We showed that butter suppresses metabolic responses to endotoxin in Wistar rats. Responses included increases in plasma caeruloplasmin and liver zinc and protein concentrations, and decreases in plasma zinc and albumin concentration. However, butter lost its suppressive effect at dietary concentrations above 90g/kg diet. The present study examined whether this phenomenon was due to the total dietary cholesterol intake rather than the intrinsic fatty acid composition of butter. Rats received diets, for four weeks, containing either 100g/kg corn oil, 90 g/kg butter, 190g/kg butter, or 90 g/kg butter supplemented with cholesterol to render the latter two diets identical in cholesterol content. All butter diets contained 10g/kg corn oil. Rats received an 800 µg/kg sub-cutaneous injection of E. coli endotoxin.
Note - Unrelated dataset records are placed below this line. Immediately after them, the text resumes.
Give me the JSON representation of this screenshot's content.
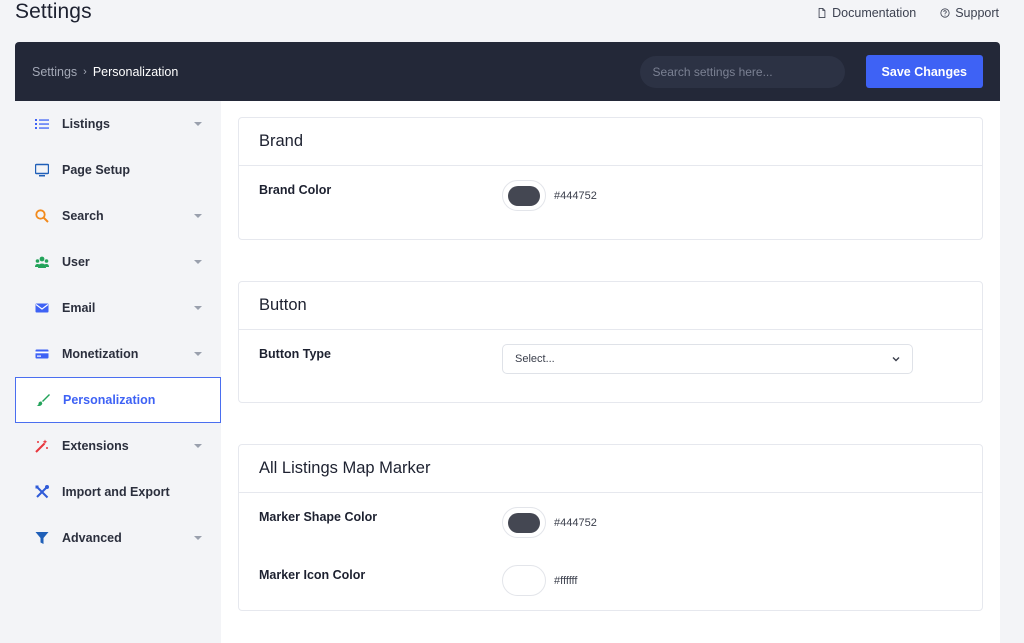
{
  "page": {
    "title": "Settings"
  },
  "top_links": [
    {
      "label": "Documentation",
      "icon": "document-icon"
    },
    {
      "label": "Support",
      "icon": "help-circle-icon"
    }
  ],
  "header": {
    "breadcrumb_root": "Settings",
    "breadcrumb_current": "Personalization",
    "search_placeholder": "Search settings here...",
    "save_label": "Save Changes"
  },
  "sidebar": {
    "items": [
      {
        "label": "Listings",
        "icon": "list-icon",
        "has_caret": true,
        "icon_color": "#3e62f5"
      },
      {
        "label": "Page Setup",
        "icon": "monitor-icon",
        "has_caret": false,
        "icon_color": "#1f5fb8"
      },
      {
        "label": "Search",
        "icon": "search-icon",
        "has_caret": true,
        "icon_color": "#f28a1c"
      },
      {
        "label": "User",
        "icon": "users-icon",
        "has_caret": true,
        "icon_color": "#22a35a"
      },
      {
        "label": "Email",
        "icon": "envelope-icon",
        "has_caret": true,
        "icon_color": "#3e62f5"
      },
      {
        "label": "Monetization",
        "icon": "card-icon",
        "has_caret": true,
        "icon_color": "#3e62f5"
      },
      {
        "label": "Personalization",
        "icon": "brush-icon",
        "has_caret": false,
        "icon_color": "#22a35a",
        "active": true
      },
      {
        "label": "Extensions",
        "icon": "magic-wand-icon",
        "has_caret": true,
        "icon_color": "#e8363d"
      },
      {
        "label": "Import and Export",
        "icon": "tools-icon",
        "has_caret": false,
        "icon_color": "#2f5bd8"
      },
      {
        "label": "Advanced",
        "icon": "filter-icon",
        "has_caret": true,
        "icon_color": "#1f5fb8"
      }
    ]
  },
  "sections": {
    "brand": {
      "title": "Brand",
      "brand_color_label": "Brand Color",
      "brand_color_value": "#444752"
    },
    "button": {
      "title": "Button",
      "button_type_label": "Button Type",
      "button_type_value": "Select..."
    },
    "map_marker": {
      "title": "All Listings Map Marker",
      "shape_color_label": "Marker Shape Color",
      "shape_color_value": "#444752",
      "icon_color_label": "Marker Icon Color",
      "icon_color_value": "#ffffff"
    }
  }
}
Twenty-four hour post-injection measurement of plasma, cholesterol, albumin, and zinc, and liver cholesterol, glutathione, protein, and zinc was performed. The values were compared with those obtained from pair-fed controls. In rats fed butter (90g/kg), endotoxin had no effect except on liver glutathione, which increased by 85%. ln rats fed corn oil, butter (190g/kg) or butter (90g/kg) supplemented with cholesterol, the liver concentration of zinc increased by 20, 21 and 18% respectively, and that of protein increased by 30, 29 and 23% respectively. Cholesterol increased by 56, 35 and 14% respectively. Glutathione increased by 230, 38, and 65% respectively. In rats fed the diet containing butter (90g/kg), endotoxin had no effect on any of the parameters measured in plasma. However, in the three other dietary groups described above, the zinc concentration decreased by 38, 29 and 19% respectively, albumin decreased by 28, 20 and 15% respectively, caeruloplasmin increased by 142, 83, and 83%, and cholesterol increased by 91, 50 and 51% respectively. The results suggest that butter exerts two opposing influences of inflammation: a pro-inflammatory effect due to its cholesterol content and an anti-inflammatory influence which may be due to its fatty acid composition.
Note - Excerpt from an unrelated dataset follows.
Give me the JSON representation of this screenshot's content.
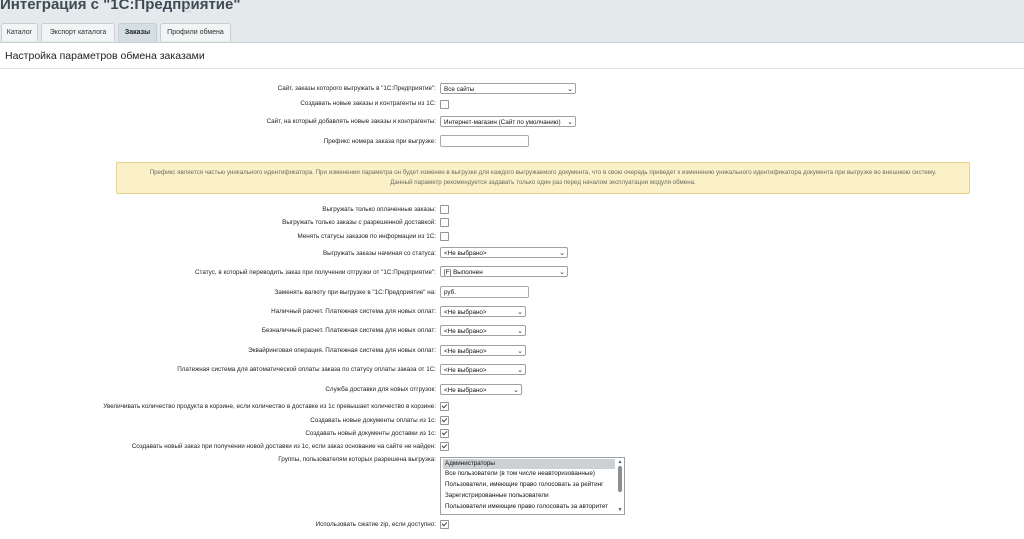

Cholesterol, endotoxin, rats, zinc, protein, lipid, metabolism.
BESLER, HALİT TANJU and GRIMBLE, ROBERT FRANCIS (2002) "Cholesterol Has an Inflammatory Influence in the Effects of Fats on Metabolism in Endotoxemic Rats," Turkish Journal of Medical Sciences: Vol. 32: No. 2, Article 4. Available at: https://journals.tubitak.gov.tr/medical/vol32/iss2/4